Only three vowel soudns are available in Bruneian Malay -- a, i, u. Wan's little head starts to experiment -- Brun-a-i, Brun-i-i or Brun-u-i...of course, Brun-a-i sounds better for the oil-rich kingdom that once ruled the whole of Borneo island.
Eh, then what happen to imbuhan such as "me" and "ber" ? Well, they become "man" and "bar".
That is to say, "memasak" becomes "mamasak" and "berjalan" is theoretically " bar + jalan" then evolves into "bajalan". No...I didn't make a typing mistake...it's "bajalan" alright as omission of the letter r is a characteristic.
"Ber...i" is an extinct imbuhan for standard Malay but very much alive in the form of "Bar...i". Examples: " basirai" which is the equivalent of "dibubuh garam" and, "babaki" which is " dibaiki".
Here's one imbuhan that I'm fond of...imbuhan sisipan "-la-" ( imbuhan sisipan is infix ). Nowadays schools teach you that armpit is "ketiak" but we kids love to joke about " kalatiyak". In fact, we prefer "kalatiyak" to "ketiak".
By now you should know that I didn't accidentally type an extra "y" for kalatiyak. Yeap, a letter is inserted to smoothen the pronunciation of words such as ..."katiak". Another example is "tiyang" for "tiang".
The most popular export word of Bruneian Malay is "-bah". Bruneians use "bah" a lot to invite, agree, get attention and prohibit. Apparently their neighbours the Sabahans love the usefulness of "bah" so much to the extent of adopting "bah" to their Malay.

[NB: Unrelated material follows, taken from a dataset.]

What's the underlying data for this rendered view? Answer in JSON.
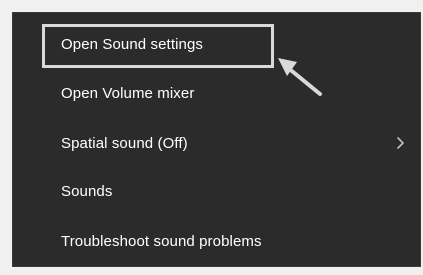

When a Bruneian asks: " Siapa nama kita?" He is asking to know YOUR name. They use " kita" instead of "awak" as a gesture of respect. Would you like to hear how they say it? Go to this website to hear the sound files.
Bruneians also add prefixes to personal pronouns, such as "kadi-", therefore you see kadiaku, kadikita, kadikamu and kadidia. To denote plurality, they add "bis-" such as for "biskita" and "bisdia".
Bruneian Malay is abundant in expressions of kata ganda. "Merisik" ritual in a Malay wedding is " berjarum-jarum" for them. They call their fish "pila-pila", "aur-aur", "alu-alu", "kurisi-kurisi" and "tingkur-tingkur". Their insects are "sambah-sambah","suruk-suruk" and "budu-budu". Their plants are " ungguh-ungguh", "uduk-uduk" and "saga-saga". If you come to a village called "Patau-patau", then you knowlah its origin!
From the ancient cradle in Kampung Ayer at today's Bandar Sri Begawan, Bruneian Malay extends its influence to the neighbouring borders of Sabah and Sarawak. That's why in these areas you hear "Kamu tuli!" instead of " Kamu pekak!". I hope nobody calls you "palui" because it means "bodoh". Ha ha...
Don't worry if you think you cannot speak Bruneian Malay. Apart from the few aspects of differences mentioned above, it is very much like standard Malay.